The gesture seemed to mark LGBT Pride Month, which is currently taking place through June. Find more details about Pride Month and LGBTQ causes here.

Watch footage of Sheeran closing his set below:

Sheeran played the following songs:

Castle on the Hill
Eraser
The A Team
Don’t
Bloodstream
Galway Girl
Lego House
Take It Back / Superstition / Ain’t No Sunshine
I’m a Mess
Photograph
Nancy Mulligan (with Beoga)
Thinking Out Loud
Sing
Shape of You
You Need Me, I Don’t Need You

See the best Twitter reactions to Ed Sheeran’s  Glastonbury headline set here.

Ahead of his performance of ‘A Team’, Sheeran called on fans to light up the sky with their mobile phones.

David and Victoria Beckham were also spotted in the crowd dancing to Sheeran’s set.

Speaking before his set, Sheeran admitted that he felt “out of place” at the festival. “I’m definitely the one that’s out of place on that list,” the singer told the BBC. “But I think that’s an exciting thing.”

“I’m actually more excited for this than I was for my Wembley Stadium shows because when you’re playing your own shows you’re not really winning anyone over because they’ve all parted with cash to buy a ticket, so you’ve already won them over,” he explained. “But I think I’m going to be playing to a lot of people who might have heard some of my songs on the radio, but they’re Glastonbury goers, they’re not fans of me.”

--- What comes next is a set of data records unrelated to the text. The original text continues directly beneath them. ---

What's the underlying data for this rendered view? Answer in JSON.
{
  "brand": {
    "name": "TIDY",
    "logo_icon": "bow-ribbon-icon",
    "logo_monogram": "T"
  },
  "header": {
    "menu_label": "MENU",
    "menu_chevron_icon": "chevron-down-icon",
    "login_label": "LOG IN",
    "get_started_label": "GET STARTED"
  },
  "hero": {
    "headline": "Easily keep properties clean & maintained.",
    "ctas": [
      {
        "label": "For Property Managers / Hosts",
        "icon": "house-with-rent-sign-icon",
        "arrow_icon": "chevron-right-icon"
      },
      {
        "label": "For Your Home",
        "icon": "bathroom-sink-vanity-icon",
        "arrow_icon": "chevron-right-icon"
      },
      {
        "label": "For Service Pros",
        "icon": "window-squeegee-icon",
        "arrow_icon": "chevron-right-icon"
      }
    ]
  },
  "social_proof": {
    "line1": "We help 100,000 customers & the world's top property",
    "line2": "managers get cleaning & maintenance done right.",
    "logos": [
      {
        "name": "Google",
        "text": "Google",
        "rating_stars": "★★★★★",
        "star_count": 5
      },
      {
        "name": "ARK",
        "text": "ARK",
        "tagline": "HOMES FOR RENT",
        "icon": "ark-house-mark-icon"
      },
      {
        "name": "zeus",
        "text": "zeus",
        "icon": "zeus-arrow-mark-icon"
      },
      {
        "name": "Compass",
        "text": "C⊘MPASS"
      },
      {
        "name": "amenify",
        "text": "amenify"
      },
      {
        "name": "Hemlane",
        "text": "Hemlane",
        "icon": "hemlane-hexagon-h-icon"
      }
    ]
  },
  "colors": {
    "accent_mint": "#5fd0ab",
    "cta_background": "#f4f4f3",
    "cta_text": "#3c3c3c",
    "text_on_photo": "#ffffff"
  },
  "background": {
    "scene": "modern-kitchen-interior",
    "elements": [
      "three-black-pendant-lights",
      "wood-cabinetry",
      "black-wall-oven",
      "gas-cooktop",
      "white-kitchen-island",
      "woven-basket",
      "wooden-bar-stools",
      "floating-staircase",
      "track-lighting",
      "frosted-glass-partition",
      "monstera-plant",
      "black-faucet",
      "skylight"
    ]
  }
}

Sheeran added: “Knowing that there are people in the audience who possibly don’t even like my music at all and are just there to sort of see, that excites me.”